aspects of the UK tax credit and benefits system impact directly on the lives of some of Scotland’s most vulnerable children and young people. we need an education system within which our children and young people will be equipped to succeed personally. This goes beyond education. such as those with disabilities. ” Minister for Schools and Skills 168 . YOUR VOICE “ To create the sort of country of which we can all be proud to be a part.A National Conversation – YOUR SCOTLAND. socially and economically in the modern world. communities and parents to help enable current and future generations to thrive. Constitutional reform will allow us to fully align all of Scotland’s public service systems to work with the third sector. For example.

YOUR VOICE 169 .A National Conversation – YOUR SCOTLAND.

YOUR VOICE 170 .A National Conversation – YOUR SCOTLAND.

YOUR VOICE This Government has recently published the Early Years Framework. We do not want Scottish solutions undermined and obstructed by monolithic UK-wide systems. tax credits which support parents with the costs of childcare can be complex and bureaucratic. Instead.A National Conversation – YOUR SCOTLAND. including setting out how we intend to improve accessibility and flexibility of childcare. the Scottish Government has limited leverage for change on the issue of affordability. making clear our commitment to supporting children and their families. “ ” Minister for Children and Early Years 171 . we want to see a single. accessible and progressive means of supporting parents with the cost of childcare. Under the current constitutional settlement. While we are making progress in many areas. We want accessible and affordable childcare. helping parents back in to work and boosting our economy. appropriate to the needs of the people of Scotland. which are not responsive to Scotland’s specific needs.

especially in the areas such as firearms and drink driving. These gaps hinder our efforts to produce joined up policies which fully address Scottish needs and circumstances. would allow us to tackle these issues directly and at our own hand. Further constitutional reform.A National Conversation – YOUR SCOTLAND. But there are important gaps in our powers and responsibilities. ” Minister for Community Safety 172 . YOUR VOICE “ Scottish Governments have made large scale and radical reforms to the criminal justice system to successfully address the serious challenges facing our communities.

YOUR VOICE 173 .A National Conversation – YOUR SCOTLAND.

supports families an businesses and jobs d od on our plates an communities. It sustains unique and distinct d . puts fo economic l for sustainable offers huge potentia is sure it contributes th growth.A National Conversation – YOUR SCOTLAND. YOUR VOICE “ nd’s ent is part of Scotla Our natural environm character. limits on our ambitio ent Minister for Environm ” 174 . We could en helpful we didn’t have un and so much more if ns and actions.

A National Conversation – YOUR SCOTLAND. YOUR VOICE 175 .

YOUR VOICE 176 .A National Conversation – YOUR SCOTLAND.

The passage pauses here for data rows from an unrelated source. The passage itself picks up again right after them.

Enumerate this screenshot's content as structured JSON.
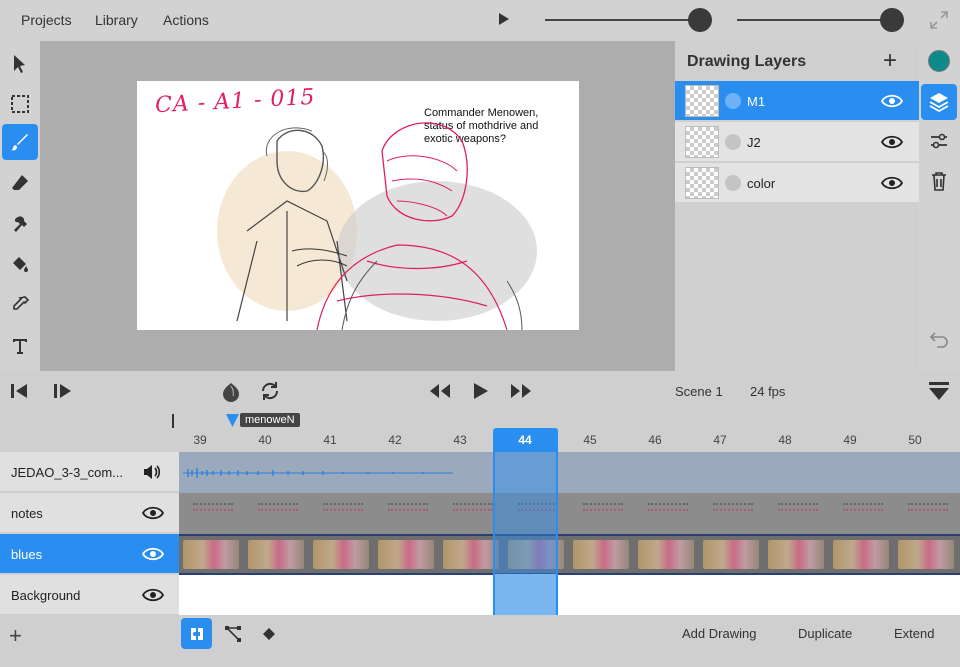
{
  "menu": {
    "projects": "Projects",
    "library": "Library",
    "actions": "Actions"
  },
  "sliders": [
    {
      "value": 1.0
    },
    {
      "value": 1.0
    }
  ],
  "artboard": {
    "scene_code": "CA - A1 - 015",
    "note": "Commander Menowen, status of mothdrive and exotic weapons?"
  },
  "layers_panel": {
    "title": "Drawing Layers",
    "layers": [
      {
        "name": "M1",
        "selected": true
      },
      {
        "name": "J2",
        "selected": false
      },
      {
        "name": "color",
        "selected": false
      }
    ]
  },
  "color": {
    "current": "#0e8a8a",
    "accent": "#2a8ef0"
  },
  "transport": {
    "scene": "Scene 1",
    "fps": "24 fps"
  },
  "timeline": {
    "marker": "menoweN",
    "frames": [
      "39",
      "40",
      "41",
      "42",
      "43",
      "44",
      "45",
      "46",
      "47",
      "48",
      "49",
      "50"
    ],
    "current_frame": "44",
    "tracks": [
      {
        "name": "JEDAO_3-3_com...",
        "kind": "audio",
        "selected": false
      },
      {
        "name": "notes",
        "kind": "drawing",
        "selected": false
      },
      {
        "name": "blues",
        "kind": "drawing",
        "selected": true
      },
      {
        "name": "Background",
        "kind": "drawing",
        "selected": false
      }
    ]
  },
  "bottom": {
    "add_drawing": "Add Drawing",
    "duplicate": "Duplicate",
    "extend": "Extend"
  },
  "icons": [
    "arrow-icon",
    "marquee-icon",
    "brush-icon",
    "eraser-icon",
    "smudge-icon",
    "fill-icon",
    "eyedropper-icon",
    "text-icon",
    "layers-icon",
    "sliders-icon",
    "trash-icon",
    "undo-icon",
    "onion-icon",
    "loop-icon",
    "rewind-icon",
    "play-icon",
    "fast-forward-icon",
    "step-back-icon",
    "step-forward-icon",
    "collapse-icon",
    "speaker-icon",
    "eye-icon",
    "magnet-icon",
    "path-icon",
    "keyframe-icon",
    "expand-icon"
  ]
}
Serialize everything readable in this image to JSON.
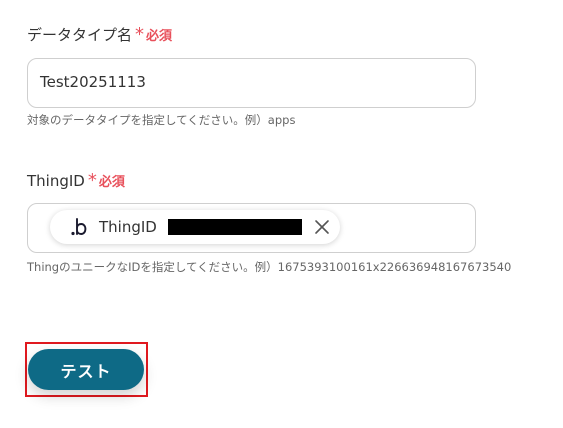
{
  "fields": [
    {
      "label": "データタイプ名",
      "required_mark": "*",
      "required_text": "必須",
      "value": "Test20251113",
      "hint": "対象のデータタイプを指定してください。例）apps"
    },
    {
      "label": "ThingID",
      "required_mark": "*",
      "required_text": "必須",
      "chip": {
        "icon": "b-logo-icon",
        "label": "ThingID",
        "value_redacted": true
      },
      "hint": "ThingのユニークなIDを指定してください。例）1675393100161x226636948167673540"
    }
  ],
  "test_button": {
    "label": "テスト",
    "color": "#0e6a86",
    "highlight_color": "#e0191f"
  },
  "colors": {
    "required": "#e8505b",
    "border": "#cfcfcf"
  }
}
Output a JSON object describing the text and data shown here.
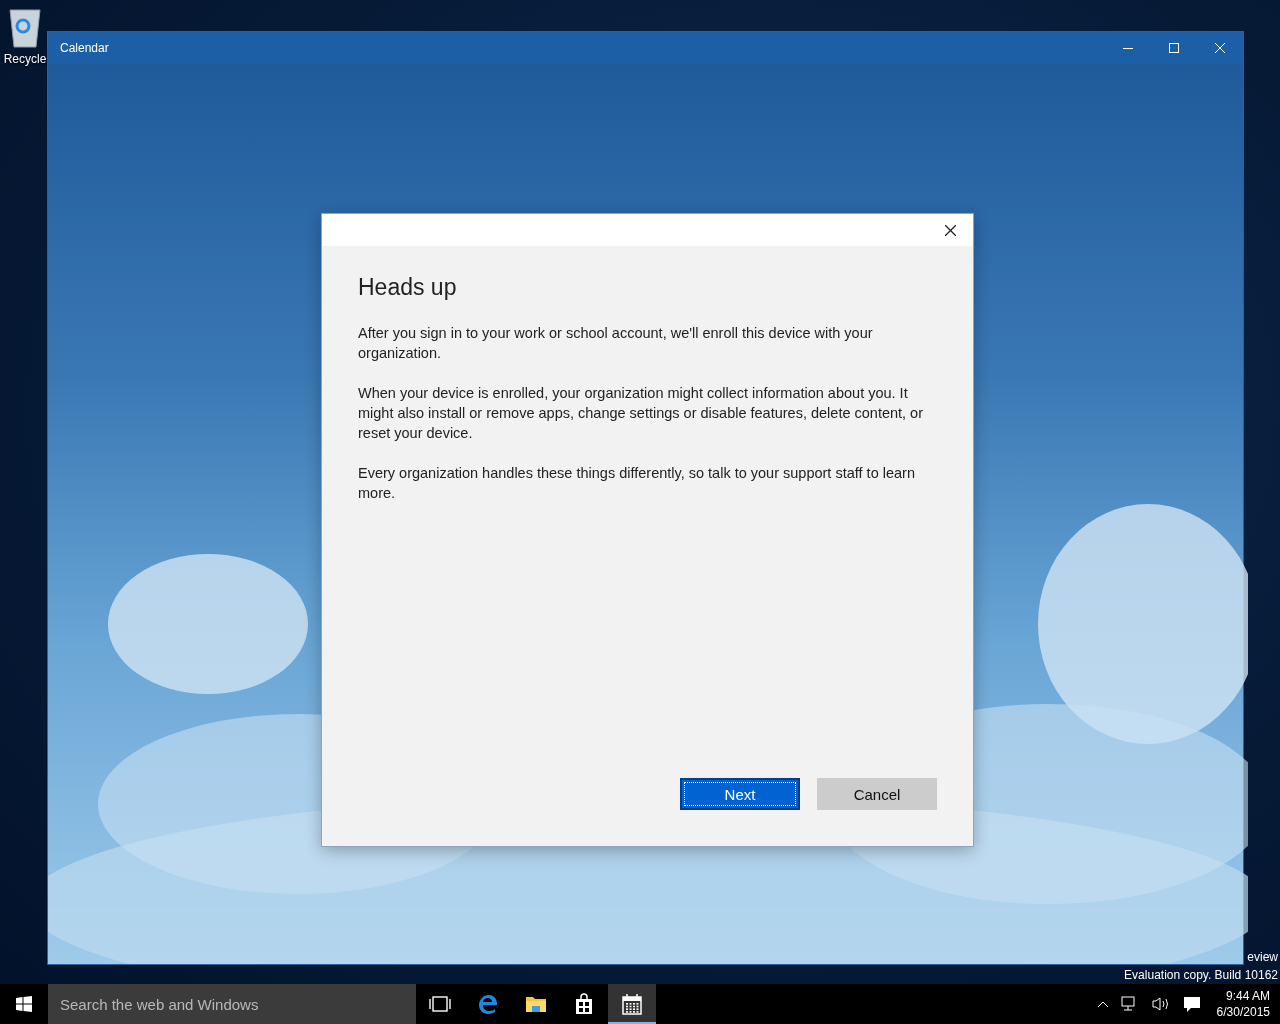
{
  "desktop": {
    "icons": [
      {
        "label": "Recycle"
      }
    ],
    "build_notice": [
      "eview",
      "Evaluation copy. Build 10162"
    ]
  },
  "window": {
    "title": "Calendar"
  },
  "dialog": {
    "title": "Heads up",
    "paragraphs": [
      "After you sign in to your work or school account, we'll enroll this device with your organization.",
      "When your device is enrolled, your organization might collect information about you. It might also install or remove apps, change settings or disable features, delete content, or reset your device.",
      "Every organization handles these things differently, so talk to your support staff to learn more."
    ],
    "buttons": [
      {
        "label": "Next",
        "kind": "primary"
      },
      {
        "label": "Cancel",
        "kind": "secondary"
      }
    ]
  },
  "taskbar": {
    "search": {
      "placeholder": "Search the web and Windows"
    },
    "apps": [
      {
        "kind": "task-view",
        "selected": false
      },
      {
        "kind": "browser",
        "selected": false
      },
      {
        "kind": "folder",
        "selected": false
      },
      {
        "kind": "store",
        "selected": false
      },
      {
        "kind": "calendar",
        "selected": true
      }
    ],
    "clock": {
      "time": "9:44 AM",
      "date": "6/30/2015"
    }
  }
}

gov.com The National Conversation 2 E South Victoria Quay Edinburgh EH6 6QQ © Crown Copyright 2009 ISBN 978-0-7559-8114-4 RR Donnelley B61368 11/09 This document is also available on the Scottish Government website: www.anationalconversation.anationalconversation.uk www.scotland.For more information on the National Conversation please email joinin@anationalconversation.com or visit the National Conversation website at www.com .